BEGIN Extracted material
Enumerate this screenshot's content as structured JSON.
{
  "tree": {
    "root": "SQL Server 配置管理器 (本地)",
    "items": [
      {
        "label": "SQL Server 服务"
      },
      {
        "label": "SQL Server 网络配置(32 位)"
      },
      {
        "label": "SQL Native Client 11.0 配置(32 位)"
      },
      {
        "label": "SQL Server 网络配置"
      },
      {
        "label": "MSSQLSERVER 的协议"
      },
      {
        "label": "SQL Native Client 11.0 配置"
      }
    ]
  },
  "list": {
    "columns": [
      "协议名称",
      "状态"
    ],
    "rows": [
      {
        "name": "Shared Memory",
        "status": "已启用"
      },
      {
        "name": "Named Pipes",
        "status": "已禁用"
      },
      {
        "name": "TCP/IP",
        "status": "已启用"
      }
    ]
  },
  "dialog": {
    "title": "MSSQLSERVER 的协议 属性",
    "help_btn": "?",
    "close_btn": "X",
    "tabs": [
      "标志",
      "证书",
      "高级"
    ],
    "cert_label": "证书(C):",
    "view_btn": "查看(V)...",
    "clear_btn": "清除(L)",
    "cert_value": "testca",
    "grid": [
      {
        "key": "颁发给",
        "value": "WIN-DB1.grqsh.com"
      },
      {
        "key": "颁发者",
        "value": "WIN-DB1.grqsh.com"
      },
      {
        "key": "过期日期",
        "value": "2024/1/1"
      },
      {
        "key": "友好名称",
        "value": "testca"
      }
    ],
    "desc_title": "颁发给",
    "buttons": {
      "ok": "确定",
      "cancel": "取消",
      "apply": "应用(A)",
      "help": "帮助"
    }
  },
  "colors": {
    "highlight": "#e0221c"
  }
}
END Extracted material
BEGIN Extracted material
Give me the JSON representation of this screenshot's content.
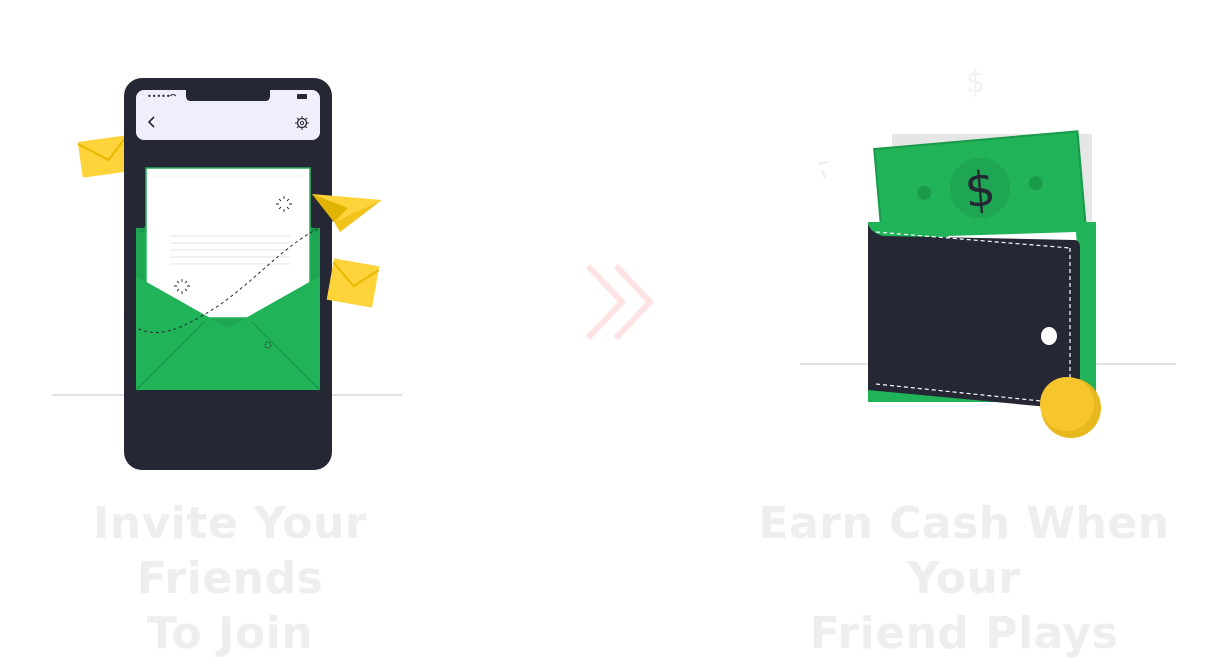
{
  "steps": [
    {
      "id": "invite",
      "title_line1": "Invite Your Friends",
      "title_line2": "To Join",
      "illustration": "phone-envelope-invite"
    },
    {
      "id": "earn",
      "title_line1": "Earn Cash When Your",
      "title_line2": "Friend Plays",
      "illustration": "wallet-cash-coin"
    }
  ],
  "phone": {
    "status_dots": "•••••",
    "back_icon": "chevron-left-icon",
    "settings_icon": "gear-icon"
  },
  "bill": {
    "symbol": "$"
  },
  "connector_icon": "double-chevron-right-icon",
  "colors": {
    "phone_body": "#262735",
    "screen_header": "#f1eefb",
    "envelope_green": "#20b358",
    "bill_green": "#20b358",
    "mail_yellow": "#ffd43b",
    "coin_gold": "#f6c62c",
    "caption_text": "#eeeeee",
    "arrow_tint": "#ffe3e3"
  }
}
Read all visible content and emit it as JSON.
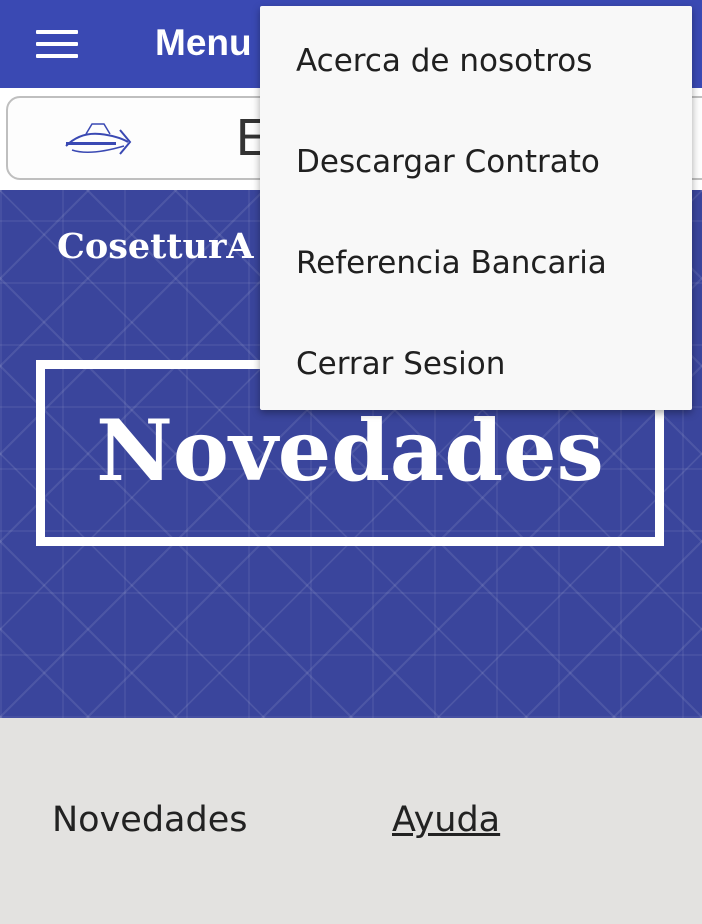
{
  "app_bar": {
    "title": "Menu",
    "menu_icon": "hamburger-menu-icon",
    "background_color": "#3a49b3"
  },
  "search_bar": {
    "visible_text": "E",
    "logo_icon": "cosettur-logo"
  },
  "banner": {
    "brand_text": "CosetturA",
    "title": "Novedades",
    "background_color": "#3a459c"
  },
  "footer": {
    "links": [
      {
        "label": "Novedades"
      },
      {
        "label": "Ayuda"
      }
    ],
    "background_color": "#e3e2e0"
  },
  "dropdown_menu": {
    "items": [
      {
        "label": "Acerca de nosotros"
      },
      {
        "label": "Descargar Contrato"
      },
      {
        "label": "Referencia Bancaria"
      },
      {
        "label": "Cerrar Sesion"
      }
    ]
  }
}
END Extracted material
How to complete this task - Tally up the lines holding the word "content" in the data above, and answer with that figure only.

Response to the task - 3